This protection could be reflected in a lower purchase price or putting part of the price paid into escrow or seeking other assurances from you such as warranties or indemnities that ensure you underwrite the risk.

It may be painful and frustrating to settle a dispute you believe you can win but it will remove what could be a major stumbling block in the sale process.

If you have any disputes or need any advice then contact Partner and Head of Dispute Resolution, Stephen Poyner on stephen.poyner@fdrlaw.co.uk.

Data rooms and due diligence

All businesses, whatever their size, face a hurdle in the sales process which can be time-consuming and frustrating for seller and buyer alike. It is known as due diligence.

Due diligence covers three broad areas –

  • financial which includes checking results and projections and other accounting matters;
  • legal which includes verifying deeds of ownership, contracts, employment records, health and safety matters, litigation history; and
  • commercial which is an assessment of the business’ market position.

The documents or their emphasis will vary from industry to industry.

The Due Diligence process is generally effectively and efficiently managed. These are managed  by virtual data rooms which provide 24 hour access and involve a secure website where password-permitted representatives of the buyer and its team bidders are allowed to visit to view the documentation.

At FDR Law we are able to set up and manage your transaction data room for you.

The due diligence workload for management and particular the finance and HR departments, if the contents of the data room have to be assembled from scratch, is overwhelming. The result is almost certainly that vital information will be missing from the data room, requiring more work for you as the seller to find or re-create the missing documents and frustrating the buyer.

The way to avoid this is to begin collecting the required data under appropriate headings as a normal process of business long before a sale is contemplated.

Our experienced team can work alongside you to collate this data and populate the data room without bringing the day-to-day business of your company to a standstill.  

If you want any more information or if you are considering an exit strategy and want some legal advice and assistance then please contact our Head of Corporate, Margaret Evans Margaret.evans@fdrlaw.co.uk or ring Margaret or another member of our commercial team on 01925 230 000 or visit our website at www.fdrlaw.co.uk  

**This article does not present a complete or comprehensive statement of the law, nor does it constitute legal advice.

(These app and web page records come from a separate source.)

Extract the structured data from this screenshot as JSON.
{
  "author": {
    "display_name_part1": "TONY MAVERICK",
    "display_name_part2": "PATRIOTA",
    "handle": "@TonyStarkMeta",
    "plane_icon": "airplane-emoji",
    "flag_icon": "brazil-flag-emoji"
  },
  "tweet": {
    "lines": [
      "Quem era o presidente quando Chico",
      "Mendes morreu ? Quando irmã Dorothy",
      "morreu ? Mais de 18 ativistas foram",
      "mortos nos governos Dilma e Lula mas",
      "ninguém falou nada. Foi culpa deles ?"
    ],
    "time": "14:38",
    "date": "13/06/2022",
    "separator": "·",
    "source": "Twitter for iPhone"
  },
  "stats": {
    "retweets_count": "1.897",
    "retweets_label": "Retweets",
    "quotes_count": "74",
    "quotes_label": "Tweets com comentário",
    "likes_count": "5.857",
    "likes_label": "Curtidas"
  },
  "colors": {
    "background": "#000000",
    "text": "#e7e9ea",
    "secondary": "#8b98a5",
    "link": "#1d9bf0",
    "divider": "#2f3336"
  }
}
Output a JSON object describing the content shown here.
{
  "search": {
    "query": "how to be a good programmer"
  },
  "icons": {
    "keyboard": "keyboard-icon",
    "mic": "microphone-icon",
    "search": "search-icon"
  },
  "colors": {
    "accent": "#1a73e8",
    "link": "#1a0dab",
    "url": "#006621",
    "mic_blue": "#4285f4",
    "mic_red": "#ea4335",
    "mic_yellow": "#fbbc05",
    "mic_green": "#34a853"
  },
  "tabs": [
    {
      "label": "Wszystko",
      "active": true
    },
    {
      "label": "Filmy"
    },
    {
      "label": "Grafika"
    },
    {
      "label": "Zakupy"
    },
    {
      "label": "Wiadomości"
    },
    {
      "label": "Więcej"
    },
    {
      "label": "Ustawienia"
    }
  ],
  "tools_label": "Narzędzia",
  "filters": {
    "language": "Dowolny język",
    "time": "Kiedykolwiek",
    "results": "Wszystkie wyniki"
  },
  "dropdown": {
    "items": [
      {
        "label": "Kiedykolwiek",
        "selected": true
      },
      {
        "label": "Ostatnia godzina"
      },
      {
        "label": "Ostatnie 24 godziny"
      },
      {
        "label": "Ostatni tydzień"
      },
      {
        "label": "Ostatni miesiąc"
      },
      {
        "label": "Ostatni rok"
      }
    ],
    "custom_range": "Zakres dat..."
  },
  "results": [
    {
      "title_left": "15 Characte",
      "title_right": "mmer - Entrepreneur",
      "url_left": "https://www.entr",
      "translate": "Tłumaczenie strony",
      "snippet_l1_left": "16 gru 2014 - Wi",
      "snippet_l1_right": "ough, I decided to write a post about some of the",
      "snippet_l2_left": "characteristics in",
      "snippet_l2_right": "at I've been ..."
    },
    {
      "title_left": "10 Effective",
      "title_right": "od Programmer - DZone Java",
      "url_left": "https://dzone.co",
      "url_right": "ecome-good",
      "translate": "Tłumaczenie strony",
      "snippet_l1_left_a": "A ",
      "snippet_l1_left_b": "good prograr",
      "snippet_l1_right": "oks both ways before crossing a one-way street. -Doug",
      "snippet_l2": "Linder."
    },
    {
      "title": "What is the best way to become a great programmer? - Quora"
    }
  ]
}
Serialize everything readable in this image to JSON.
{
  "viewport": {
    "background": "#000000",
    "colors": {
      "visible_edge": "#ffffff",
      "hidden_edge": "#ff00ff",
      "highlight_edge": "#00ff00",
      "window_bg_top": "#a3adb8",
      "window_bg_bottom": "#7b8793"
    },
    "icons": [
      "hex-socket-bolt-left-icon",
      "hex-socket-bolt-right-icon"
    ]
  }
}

It is intended only to highlight issues that may be of interest. Specialist legal advice should always be sought in any particular case **